# [What to produce]
Lines with the word "title" are the ones wanted. Copy each of them from the entries below.

# [Given records]
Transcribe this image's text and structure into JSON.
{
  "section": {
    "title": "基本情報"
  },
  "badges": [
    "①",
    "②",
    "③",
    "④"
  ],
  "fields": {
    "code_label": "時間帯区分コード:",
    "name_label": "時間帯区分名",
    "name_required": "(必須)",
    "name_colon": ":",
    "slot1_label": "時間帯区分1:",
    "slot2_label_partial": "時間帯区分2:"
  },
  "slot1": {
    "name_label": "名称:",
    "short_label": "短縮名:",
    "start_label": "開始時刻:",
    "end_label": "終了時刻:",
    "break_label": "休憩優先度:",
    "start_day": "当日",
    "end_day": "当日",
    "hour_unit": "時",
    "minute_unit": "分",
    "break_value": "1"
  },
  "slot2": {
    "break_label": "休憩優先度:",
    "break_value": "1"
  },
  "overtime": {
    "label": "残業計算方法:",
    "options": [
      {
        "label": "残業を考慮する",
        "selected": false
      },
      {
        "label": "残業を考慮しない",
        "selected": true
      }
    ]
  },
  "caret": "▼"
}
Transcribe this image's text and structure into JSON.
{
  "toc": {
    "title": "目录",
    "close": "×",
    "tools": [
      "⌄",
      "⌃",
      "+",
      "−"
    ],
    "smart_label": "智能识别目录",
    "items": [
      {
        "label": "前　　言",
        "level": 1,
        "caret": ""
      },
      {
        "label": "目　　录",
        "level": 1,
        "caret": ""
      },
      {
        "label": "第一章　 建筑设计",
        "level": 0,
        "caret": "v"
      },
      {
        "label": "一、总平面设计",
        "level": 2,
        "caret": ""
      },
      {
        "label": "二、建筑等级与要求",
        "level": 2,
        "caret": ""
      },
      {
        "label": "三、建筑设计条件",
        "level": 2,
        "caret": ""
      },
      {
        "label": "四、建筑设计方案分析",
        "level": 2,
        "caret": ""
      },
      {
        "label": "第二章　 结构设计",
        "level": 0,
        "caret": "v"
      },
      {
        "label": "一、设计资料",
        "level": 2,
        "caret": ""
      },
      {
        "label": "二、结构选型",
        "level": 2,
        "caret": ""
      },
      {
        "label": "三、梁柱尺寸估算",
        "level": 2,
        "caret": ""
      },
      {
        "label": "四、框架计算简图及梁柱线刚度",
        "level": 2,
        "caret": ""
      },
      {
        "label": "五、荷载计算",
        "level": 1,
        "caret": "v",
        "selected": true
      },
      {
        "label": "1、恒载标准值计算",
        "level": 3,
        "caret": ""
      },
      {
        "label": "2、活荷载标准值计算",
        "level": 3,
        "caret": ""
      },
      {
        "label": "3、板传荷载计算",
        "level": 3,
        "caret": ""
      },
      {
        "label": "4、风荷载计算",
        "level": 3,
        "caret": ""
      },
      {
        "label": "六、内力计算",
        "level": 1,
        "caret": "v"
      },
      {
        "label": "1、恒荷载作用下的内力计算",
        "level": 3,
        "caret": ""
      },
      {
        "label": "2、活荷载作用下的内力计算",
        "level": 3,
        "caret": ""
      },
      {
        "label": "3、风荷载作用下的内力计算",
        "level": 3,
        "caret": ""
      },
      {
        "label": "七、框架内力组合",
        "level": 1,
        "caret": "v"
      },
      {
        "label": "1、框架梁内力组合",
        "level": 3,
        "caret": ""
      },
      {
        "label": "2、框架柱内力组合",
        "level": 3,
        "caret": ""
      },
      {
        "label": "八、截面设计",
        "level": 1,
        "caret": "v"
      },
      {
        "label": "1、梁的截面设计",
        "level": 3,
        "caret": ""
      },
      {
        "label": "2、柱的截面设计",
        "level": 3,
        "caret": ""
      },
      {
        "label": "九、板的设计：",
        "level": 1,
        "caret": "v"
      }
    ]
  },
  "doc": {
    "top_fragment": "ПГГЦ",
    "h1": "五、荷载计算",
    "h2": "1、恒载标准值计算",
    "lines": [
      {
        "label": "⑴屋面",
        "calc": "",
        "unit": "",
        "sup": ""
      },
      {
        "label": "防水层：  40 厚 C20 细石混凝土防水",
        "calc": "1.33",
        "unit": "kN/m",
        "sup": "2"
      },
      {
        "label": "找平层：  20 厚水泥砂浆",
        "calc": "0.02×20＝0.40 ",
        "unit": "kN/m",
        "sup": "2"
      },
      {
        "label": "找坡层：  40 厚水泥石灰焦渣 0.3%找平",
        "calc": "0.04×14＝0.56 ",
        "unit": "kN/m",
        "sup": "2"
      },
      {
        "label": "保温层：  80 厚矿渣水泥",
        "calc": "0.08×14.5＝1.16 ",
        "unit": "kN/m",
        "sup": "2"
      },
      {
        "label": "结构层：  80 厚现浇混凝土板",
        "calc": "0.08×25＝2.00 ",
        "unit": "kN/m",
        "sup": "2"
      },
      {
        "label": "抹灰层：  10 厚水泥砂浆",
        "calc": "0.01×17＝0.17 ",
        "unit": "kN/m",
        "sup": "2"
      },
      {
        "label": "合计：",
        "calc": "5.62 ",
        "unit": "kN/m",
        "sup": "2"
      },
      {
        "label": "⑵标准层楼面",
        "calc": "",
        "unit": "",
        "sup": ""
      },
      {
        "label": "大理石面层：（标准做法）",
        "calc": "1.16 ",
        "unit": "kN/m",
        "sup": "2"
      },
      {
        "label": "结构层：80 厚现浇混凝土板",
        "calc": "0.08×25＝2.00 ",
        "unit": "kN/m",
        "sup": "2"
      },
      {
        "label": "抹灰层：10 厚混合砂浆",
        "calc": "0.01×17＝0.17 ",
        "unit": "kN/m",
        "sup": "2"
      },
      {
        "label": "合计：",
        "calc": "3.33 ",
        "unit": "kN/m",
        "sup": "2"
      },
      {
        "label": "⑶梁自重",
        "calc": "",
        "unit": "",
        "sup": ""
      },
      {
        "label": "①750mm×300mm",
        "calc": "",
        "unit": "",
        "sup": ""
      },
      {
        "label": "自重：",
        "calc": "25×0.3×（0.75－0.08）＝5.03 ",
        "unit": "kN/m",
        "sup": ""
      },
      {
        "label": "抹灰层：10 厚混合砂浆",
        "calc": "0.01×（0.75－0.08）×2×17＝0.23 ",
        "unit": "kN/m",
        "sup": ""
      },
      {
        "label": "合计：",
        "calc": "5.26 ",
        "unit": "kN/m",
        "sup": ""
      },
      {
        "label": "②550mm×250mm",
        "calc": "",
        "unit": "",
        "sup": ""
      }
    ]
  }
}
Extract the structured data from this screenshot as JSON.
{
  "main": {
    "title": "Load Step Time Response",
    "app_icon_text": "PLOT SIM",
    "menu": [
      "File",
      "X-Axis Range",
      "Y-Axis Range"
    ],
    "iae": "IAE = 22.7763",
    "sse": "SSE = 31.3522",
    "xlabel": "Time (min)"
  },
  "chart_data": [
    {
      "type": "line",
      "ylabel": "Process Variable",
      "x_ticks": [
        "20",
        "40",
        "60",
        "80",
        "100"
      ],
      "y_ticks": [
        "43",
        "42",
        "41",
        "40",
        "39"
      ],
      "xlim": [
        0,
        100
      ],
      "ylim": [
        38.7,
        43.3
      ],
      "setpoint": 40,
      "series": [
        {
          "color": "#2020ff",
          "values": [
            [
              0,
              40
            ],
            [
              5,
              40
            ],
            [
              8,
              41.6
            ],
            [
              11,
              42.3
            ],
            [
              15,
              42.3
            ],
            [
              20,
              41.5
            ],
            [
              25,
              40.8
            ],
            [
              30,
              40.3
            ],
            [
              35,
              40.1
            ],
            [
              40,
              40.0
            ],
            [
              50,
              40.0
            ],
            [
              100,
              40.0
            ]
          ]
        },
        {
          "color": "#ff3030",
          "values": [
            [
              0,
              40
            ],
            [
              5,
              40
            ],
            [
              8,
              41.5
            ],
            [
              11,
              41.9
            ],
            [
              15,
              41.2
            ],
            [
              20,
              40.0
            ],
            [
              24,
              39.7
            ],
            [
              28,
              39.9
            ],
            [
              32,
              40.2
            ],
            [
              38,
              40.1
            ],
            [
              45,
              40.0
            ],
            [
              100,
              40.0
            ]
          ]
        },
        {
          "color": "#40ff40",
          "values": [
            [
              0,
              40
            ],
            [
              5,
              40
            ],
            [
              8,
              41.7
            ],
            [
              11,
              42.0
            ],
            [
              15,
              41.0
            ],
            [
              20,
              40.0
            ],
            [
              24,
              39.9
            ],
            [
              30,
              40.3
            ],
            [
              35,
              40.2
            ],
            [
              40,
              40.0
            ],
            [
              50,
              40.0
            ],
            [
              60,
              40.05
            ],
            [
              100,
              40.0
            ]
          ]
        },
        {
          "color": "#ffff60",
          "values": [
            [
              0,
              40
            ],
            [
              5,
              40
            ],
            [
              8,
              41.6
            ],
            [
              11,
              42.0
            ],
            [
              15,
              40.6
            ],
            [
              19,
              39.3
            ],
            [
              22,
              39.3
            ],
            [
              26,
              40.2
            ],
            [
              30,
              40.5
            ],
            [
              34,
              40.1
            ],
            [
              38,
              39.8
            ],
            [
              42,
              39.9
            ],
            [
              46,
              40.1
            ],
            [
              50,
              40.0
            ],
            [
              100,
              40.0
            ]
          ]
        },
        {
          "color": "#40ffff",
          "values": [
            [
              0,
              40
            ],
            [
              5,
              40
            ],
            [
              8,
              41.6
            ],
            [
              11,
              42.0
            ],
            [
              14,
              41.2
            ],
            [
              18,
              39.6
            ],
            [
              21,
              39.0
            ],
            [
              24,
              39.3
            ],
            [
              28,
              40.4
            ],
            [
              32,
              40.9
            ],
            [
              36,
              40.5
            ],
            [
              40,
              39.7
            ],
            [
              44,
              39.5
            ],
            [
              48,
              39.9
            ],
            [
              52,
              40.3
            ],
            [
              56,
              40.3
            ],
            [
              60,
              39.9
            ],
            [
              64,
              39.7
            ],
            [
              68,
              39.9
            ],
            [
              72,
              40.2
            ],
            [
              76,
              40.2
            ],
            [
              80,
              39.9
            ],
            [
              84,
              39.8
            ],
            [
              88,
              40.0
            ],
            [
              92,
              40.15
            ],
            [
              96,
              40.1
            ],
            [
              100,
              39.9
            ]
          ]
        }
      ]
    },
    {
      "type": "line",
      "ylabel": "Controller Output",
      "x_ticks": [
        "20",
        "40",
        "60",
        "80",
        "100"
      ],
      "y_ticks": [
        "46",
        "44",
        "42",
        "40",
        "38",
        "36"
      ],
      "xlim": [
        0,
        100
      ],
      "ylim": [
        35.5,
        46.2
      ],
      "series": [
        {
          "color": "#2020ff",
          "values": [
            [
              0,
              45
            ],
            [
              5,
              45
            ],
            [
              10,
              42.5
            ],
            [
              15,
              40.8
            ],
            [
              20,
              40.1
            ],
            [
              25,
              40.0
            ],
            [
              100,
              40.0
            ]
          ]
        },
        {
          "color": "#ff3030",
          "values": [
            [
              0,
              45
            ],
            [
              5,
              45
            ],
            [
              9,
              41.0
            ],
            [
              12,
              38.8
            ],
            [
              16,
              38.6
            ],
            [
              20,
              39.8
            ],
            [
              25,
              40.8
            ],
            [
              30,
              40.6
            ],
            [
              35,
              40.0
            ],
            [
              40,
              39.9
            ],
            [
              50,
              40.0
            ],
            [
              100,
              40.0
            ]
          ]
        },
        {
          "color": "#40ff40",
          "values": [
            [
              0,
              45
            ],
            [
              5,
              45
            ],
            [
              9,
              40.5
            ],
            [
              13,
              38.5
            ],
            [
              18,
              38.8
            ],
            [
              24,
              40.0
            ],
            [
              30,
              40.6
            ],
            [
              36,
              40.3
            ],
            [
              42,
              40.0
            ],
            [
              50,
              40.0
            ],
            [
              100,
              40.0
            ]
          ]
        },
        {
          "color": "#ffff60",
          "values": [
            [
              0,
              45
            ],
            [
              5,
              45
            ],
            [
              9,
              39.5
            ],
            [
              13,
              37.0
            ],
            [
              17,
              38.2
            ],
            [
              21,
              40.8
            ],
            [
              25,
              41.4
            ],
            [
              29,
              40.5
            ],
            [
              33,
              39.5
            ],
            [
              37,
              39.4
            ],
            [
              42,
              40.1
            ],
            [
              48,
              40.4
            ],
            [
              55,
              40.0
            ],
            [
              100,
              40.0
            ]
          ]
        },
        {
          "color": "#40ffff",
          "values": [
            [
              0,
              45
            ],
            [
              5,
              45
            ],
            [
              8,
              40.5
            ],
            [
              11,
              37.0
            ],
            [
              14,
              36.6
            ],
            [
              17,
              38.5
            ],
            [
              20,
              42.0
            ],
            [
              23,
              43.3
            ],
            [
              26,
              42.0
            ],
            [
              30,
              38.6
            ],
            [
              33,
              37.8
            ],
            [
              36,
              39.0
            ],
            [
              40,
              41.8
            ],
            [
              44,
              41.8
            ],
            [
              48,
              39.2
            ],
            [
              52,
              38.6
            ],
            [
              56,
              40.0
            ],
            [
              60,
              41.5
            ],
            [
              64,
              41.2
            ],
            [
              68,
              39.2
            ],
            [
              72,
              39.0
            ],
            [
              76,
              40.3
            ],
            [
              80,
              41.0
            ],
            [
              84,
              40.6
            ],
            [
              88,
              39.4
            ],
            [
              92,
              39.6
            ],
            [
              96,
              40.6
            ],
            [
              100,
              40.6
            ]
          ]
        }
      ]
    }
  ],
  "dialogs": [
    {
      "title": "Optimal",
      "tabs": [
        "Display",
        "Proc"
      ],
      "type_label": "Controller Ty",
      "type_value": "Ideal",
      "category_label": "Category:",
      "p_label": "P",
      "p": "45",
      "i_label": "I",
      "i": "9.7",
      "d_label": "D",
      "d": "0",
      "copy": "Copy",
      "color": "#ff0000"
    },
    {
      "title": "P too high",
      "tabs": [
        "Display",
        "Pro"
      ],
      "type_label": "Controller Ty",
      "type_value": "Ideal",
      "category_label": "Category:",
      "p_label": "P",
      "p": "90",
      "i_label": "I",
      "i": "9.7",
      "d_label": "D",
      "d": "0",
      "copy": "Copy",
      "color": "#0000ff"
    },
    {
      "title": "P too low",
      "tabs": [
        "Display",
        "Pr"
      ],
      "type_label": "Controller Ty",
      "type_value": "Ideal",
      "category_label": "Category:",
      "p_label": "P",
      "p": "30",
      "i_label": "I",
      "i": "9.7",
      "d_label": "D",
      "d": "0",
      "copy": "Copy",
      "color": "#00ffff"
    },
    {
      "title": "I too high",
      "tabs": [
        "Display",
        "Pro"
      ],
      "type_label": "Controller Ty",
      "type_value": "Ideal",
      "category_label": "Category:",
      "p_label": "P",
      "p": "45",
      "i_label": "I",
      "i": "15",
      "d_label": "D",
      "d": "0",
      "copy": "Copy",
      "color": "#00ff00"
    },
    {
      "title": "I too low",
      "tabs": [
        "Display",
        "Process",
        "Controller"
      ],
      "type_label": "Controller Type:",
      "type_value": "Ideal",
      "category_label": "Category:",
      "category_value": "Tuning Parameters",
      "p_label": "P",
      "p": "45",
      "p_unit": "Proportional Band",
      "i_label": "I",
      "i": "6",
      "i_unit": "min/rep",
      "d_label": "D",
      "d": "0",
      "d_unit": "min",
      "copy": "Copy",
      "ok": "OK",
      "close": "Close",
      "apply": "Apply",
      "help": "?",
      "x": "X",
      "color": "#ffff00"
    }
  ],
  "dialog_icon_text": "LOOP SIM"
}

# [Task response]
    "title": "基本情報"
    "title": "目录",
    "title": "Load Step Time Response",
      "title": "Optimal",
      "title": "P too high",
      "title": "P too low",
      "title": "I too high",
      "title": "I too low",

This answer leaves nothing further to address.